## Data

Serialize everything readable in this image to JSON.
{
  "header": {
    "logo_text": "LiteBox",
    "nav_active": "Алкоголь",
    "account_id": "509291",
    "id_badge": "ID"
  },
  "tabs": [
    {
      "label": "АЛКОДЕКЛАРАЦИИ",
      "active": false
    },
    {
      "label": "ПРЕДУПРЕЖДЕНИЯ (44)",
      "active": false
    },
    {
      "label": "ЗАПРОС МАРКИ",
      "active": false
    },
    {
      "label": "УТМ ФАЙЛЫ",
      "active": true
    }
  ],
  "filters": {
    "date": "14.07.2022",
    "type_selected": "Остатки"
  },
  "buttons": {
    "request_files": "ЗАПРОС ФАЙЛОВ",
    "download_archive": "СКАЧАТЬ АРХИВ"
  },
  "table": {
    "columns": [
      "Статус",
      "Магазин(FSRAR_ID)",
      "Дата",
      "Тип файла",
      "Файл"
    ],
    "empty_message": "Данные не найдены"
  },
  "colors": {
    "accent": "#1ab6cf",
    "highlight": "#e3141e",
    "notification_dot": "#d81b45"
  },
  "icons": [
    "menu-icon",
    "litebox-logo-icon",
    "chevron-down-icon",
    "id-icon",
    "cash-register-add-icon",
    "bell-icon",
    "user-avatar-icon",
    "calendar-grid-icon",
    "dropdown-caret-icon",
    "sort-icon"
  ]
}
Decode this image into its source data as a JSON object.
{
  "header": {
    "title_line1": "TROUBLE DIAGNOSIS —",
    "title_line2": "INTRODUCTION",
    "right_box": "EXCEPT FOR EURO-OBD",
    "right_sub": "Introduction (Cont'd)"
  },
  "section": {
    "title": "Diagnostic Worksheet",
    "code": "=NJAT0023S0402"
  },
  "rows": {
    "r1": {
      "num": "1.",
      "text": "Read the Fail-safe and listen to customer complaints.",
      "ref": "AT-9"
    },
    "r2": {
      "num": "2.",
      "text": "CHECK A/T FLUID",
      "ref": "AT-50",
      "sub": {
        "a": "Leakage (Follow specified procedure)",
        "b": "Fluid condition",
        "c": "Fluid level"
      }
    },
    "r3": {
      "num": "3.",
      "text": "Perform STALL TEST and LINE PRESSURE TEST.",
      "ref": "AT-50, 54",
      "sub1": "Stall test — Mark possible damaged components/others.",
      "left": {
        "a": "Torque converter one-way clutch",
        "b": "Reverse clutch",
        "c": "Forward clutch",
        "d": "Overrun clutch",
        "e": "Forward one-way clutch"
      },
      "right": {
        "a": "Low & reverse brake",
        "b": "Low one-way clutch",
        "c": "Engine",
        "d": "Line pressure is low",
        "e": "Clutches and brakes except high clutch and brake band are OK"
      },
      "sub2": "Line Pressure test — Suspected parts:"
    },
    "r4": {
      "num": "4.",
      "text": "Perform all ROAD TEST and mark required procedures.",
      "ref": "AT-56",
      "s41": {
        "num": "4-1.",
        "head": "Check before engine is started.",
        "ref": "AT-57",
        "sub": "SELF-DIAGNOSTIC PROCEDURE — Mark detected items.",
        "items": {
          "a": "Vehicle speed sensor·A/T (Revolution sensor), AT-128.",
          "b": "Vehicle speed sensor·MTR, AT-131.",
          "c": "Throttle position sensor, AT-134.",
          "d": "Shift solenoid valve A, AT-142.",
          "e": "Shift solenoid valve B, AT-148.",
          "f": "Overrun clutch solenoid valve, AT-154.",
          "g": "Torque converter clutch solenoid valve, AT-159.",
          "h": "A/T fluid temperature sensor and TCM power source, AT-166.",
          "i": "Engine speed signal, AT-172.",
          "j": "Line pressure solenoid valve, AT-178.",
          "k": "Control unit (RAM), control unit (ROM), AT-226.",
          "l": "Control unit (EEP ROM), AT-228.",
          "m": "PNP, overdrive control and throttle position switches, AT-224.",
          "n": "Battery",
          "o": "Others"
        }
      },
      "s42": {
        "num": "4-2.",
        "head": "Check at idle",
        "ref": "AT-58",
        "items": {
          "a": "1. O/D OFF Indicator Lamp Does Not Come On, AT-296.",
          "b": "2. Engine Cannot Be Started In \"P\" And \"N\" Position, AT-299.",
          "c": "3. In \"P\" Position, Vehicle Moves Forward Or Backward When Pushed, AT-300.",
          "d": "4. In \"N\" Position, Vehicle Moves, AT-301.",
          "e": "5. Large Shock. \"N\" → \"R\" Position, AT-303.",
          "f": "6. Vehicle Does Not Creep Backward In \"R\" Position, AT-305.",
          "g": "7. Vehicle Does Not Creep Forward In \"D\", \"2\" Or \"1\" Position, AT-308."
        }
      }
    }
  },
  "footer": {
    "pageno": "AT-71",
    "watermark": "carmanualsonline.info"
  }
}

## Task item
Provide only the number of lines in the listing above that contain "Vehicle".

## Response box
6